GIVEN INFORMATION section start

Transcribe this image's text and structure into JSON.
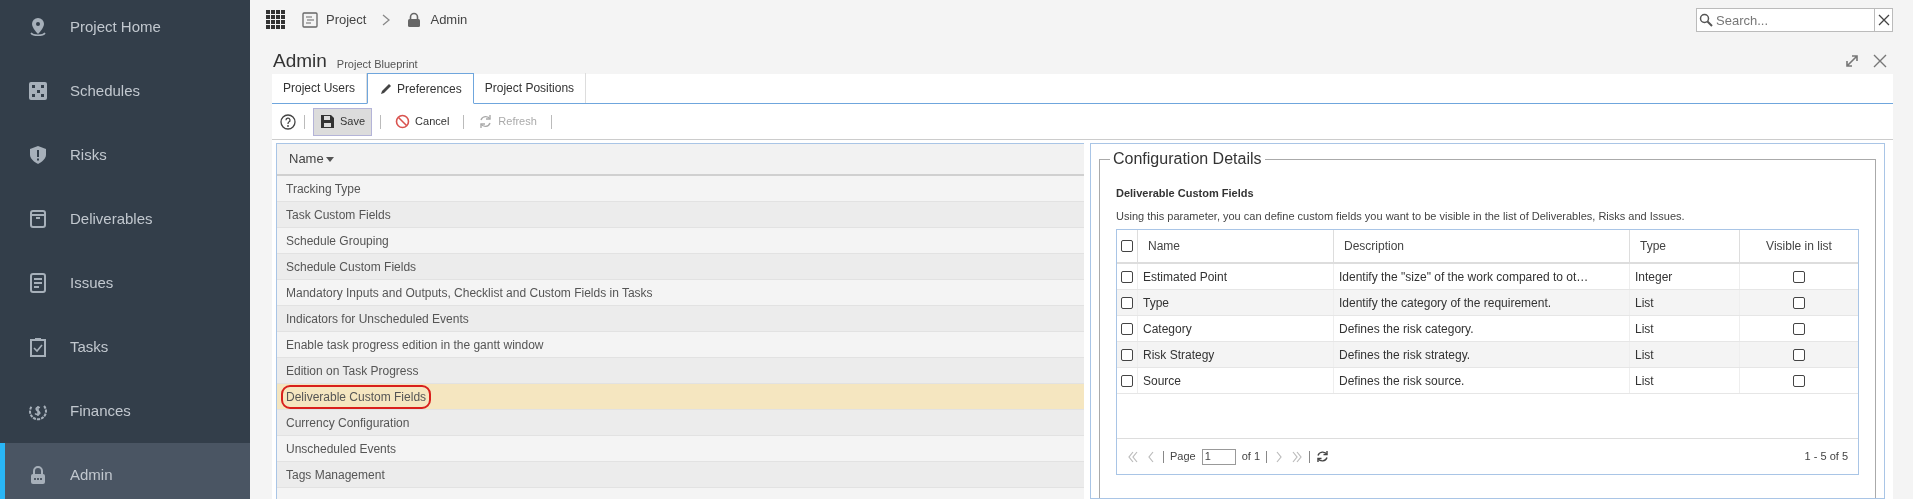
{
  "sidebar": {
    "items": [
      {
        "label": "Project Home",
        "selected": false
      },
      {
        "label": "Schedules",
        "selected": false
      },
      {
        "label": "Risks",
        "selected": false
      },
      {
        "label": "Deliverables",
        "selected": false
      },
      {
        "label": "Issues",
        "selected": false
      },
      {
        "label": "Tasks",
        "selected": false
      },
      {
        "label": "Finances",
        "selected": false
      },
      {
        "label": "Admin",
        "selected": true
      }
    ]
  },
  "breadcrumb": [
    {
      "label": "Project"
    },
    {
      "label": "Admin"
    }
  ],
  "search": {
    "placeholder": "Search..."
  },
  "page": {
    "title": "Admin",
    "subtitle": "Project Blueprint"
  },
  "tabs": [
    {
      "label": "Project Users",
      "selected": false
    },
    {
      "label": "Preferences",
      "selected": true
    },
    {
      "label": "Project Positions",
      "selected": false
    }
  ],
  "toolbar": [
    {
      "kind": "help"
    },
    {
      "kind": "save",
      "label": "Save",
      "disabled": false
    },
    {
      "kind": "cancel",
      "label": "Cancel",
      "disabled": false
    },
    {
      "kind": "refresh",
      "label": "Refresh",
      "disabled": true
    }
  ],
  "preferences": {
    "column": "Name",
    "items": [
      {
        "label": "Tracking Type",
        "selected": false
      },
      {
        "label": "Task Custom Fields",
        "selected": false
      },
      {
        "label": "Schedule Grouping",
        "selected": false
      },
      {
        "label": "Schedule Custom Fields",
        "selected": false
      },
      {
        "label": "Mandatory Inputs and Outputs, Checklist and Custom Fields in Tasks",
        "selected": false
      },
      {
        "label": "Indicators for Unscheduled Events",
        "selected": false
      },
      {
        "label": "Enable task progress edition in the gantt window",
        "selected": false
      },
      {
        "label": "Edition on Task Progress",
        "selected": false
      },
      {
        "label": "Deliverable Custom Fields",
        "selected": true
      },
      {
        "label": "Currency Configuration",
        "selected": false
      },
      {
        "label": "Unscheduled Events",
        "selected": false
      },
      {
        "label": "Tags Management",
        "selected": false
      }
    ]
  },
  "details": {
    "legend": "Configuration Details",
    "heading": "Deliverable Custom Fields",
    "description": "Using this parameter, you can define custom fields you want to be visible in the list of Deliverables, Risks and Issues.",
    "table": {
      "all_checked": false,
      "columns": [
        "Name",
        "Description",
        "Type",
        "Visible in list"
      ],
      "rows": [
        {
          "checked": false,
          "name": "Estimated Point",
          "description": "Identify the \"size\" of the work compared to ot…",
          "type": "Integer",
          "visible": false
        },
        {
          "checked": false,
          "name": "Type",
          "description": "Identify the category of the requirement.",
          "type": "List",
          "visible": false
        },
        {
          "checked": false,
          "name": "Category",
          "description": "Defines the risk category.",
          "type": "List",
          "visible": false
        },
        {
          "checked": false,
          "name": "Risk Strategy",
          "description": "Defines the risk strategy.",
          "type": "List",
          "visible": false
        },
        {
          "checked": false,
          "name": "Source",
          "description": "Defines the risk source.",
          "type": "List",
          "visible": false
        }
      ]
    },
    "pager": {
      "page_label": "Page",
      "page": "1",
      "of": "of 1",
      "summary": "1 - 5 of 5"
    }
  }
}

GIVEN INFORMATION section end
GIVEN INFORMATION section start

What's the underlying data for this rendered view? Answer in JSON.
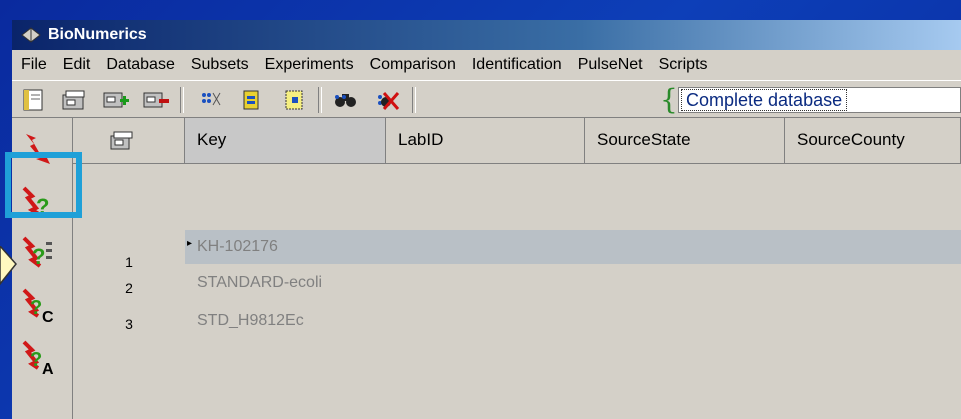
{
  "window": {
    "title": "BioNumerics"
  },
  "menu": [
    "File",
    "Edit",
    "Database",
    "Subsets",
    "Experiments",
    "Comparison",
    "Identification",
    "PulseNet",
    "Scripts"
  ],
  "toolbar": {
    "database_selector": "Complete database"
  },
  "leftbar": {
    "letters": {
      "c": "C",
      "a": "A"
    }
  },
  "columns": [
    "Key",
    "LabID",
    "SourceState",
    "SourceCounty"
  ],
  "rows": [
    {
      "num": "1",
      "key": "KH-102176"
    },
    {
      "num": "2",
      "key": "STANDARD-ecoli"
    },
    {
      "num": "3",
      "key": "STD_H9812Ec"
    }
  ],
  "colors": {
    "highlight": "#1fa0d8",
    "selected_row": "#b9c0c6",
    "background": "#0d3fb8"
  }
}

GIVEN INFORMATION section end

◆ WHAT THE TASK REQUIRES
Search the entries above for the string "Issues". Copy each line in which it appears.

◆ YOUR RESPONSE
        "label": "Issues",
    "description": "Using this parameter, you can define custom fields you want to be visible in the list of Deliverables, Risks and Issues.",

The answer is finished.